Dallas Airport: The Massive Cost of JPEG2000By: Carlton Purvis, Published on May 01, 2013
The Love Field Modernization Program (LFMP) is an ongoing $519 million dollar project to upgrade Dallas Love Field Airport that has received significant mass media attention. Renovations include security upgrades that LFMP hopes will provide capability to screen passengers more thoroughly with less intrusive techniques. To do that the airport said it wanted a surveillance system that could read license plates from afar and zoom in to polo shirt logos [link no longer available]. In this note, we review the airport’s $3 million surveillance contract, an example how the cost of a contract can increase substantially when using JPEG2000.
IPVM obtained a copy of the 45 page 2011 contract, including a detailed parts/price breakdown for the Avigilon surveillance equipment, totaling $2.77 million USD. The project included 500+ IP cameras of which 48 where 16MP and the rest where between 1 and 5MP. All part numbers are for the JPEG2000 versions of Avigilon cameras.
[UPDATE: The 5MP and under Avigilon JPEG2000 models were discontinued as of March 28, 2013.]
In addition to the cameras, 48 Avigilon servers with 10TB of storage each were purchased for $292,118.40 as well as 17 additional Avigilon / Dell storage arrays of 77TB each for $1.47 Million. VMS licenses were an additional ~$97,000 and licenses to integrate with the GE access control system were another ~$75,000.
Storage Cost Analyzed
These metrics show how large the server / storage component and cost were:
- ~$3,000 was spent per camera just for server/storage
- ~3TB per storage was used per camera
- For every 16 cameras, ~48TBs of storage was used
- 60% of the total surveillance equipment cost went to servers/storage
- ~10 IP cameras per server (~500 IP cameras for 48 servers)
- 1,700+ TBs were used for the ~500 cameras (10TB x 48 servers + 777TB x 17 storage arrays)
What clearly drove this cost was the use of JPEG2000. With H.264 cameras, either Avigilon's more recent HD (non PRO) cameras (where JPEG2000 has been dropped) or third party cameras, we expect the price of the project to drop by $1 million or more. IPVM tests of Avigilon's JPEG2000 cameras showed a routine bandwidth increase of 10x over similar resolution/fps H.264 cameras. On the other hand, the PRO cameras, like the (48) 16MP cameras, still require JPEG2000.
The industry, as a whole, has 'standardized' on H.264, and this contract shows the high cost of choosing less bit rate efficient codecs such as JPEG2000 or MJPEG.

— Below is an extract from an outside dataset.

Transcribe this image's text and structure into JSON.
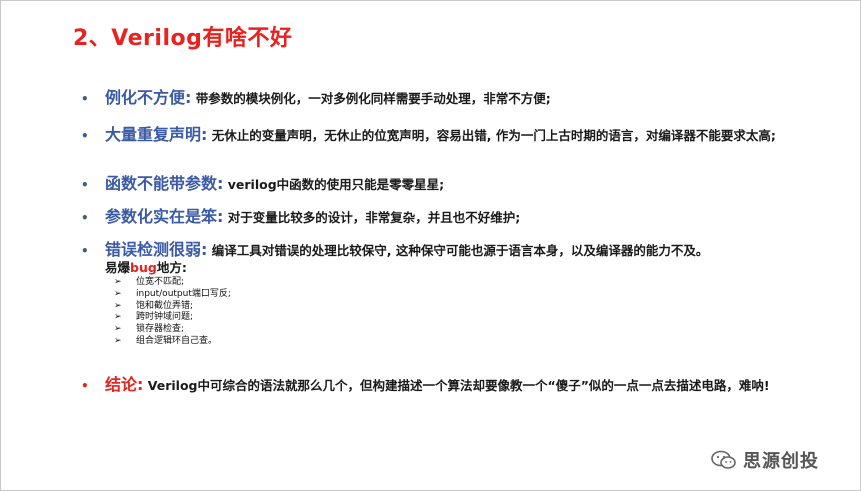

We contacted airport officials for additional information about why the LFMP chose JPEG2000, but they declined saying, “For the safety and security of the airport, personnel and travelers, we do not comment on security measures being utilized at Dallas Love Field."
Note: Compression choice is highly unlikely to have any impact on safety and security.
We reached out to Avigilon for comment, but calls and emails were not returned.